“Dryosaurus” had a horny beak and cheek teeth and, like other ornithopods, was a herbivore. Some scientists suggest that it had cheek-like structures to prevent the loss of food while the animal processed it in the mouth.

A quick and agile runner with strong legs, “Dryosaurus” used its stiff tail as a counterbalance. It probably relied on its speed as a main defense against carnivorous dinosaurs.

The teeth of “Dryosaurus” were, according to museum curator John Foster, characterized by “a strong median ridge on the lateral surface.” “Dryosaurus” subsisted primarily on low growing vegetation in ancient floodplains.

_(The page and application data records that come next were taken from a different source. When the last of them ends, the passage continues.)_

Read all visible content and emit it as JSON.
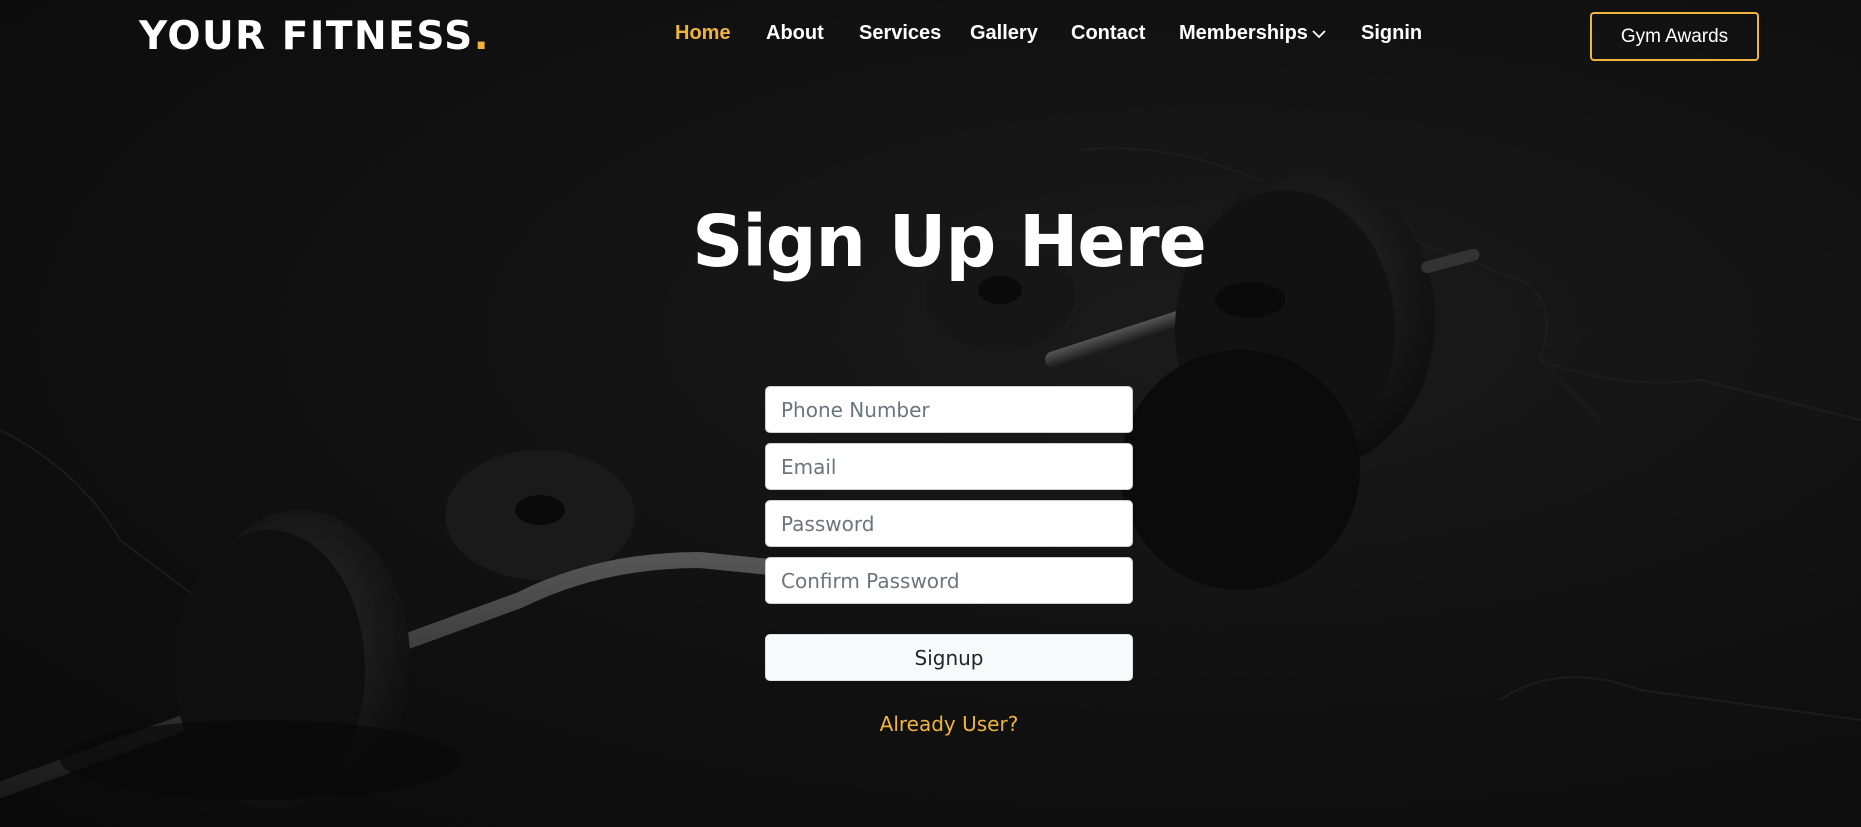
{
  "brand": {
    "name": "YOUR FITNESS",
    "dot": ".",
    "accent": "#f0b43c"
  },
  "nav": {
    "items": [
      {
        "label": "Home",
        "active": true
      },
      {
        "label": "About"
      },
      {
        "label": "Services"
      },
      {
        "label": "Gallery"
      },
      {
        "label": "Contact"
      },
      {
        "label": "Memberships",
        "icon": "chevron-down-icon"
      },
      {
        "label": "Signin"
      }
    ],
    "cta_label": "Gym Awards"
  },
  "page": {
    "title": "Sign Up Here"
  },
  "form": {
    "phone_placeholder": "Phone Number",
    "email_placeholder": "Email",
    "password_placeholder": "Password",
    "confirm_placeholder": "Confirm Password",
    "submit_label": "Signup",
    "already_link": "Already User?"
  }
}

A “Dryosaurus” hatchling found at Dinosaur National Monument in Utah confirmed that “Dryosaurus” followed similar patterns of craniofacial development to other vertebrates; the eyes were proportionally large while young and the muzzle proportionally short. As the animal grew, its eyes became proportionally smaller and its snout proportionally longer.

By Pete Buchholz in Britain:

A specimen of the dryosaurid Valdosaurus has been discovered on the Isle of Wight

The most complete specimen of the poorly known dryosaurid Valdosaurus canaliculatus has been discovered in Lower Cretaceous rocks on the Isle of Wight. This new discovery helps flesh out the anatomy of this dinosaur and is one of the most complete dinosaur specimens known from England.

The Isle of Wight off the south coast of England is a fossil-hunter’s paradise. Rocks of the Wessex Formation, deposited during the Early Cretaceous, approximately 130 million years ago, are exposed in numerous locations across the island. The Wessex Formation preserves numerous fish, turtles, crocodilians, and pterosaurs. It also has a rather famous dinosaur fauna, including the spinosaurid Baryonyx, the early tyrannosaur Eotyrannus, a number of fragmentary sauropods, and the ornithopods Iguanodon, Mantellisaurus, Hypsilophodon, and Valdosaurus.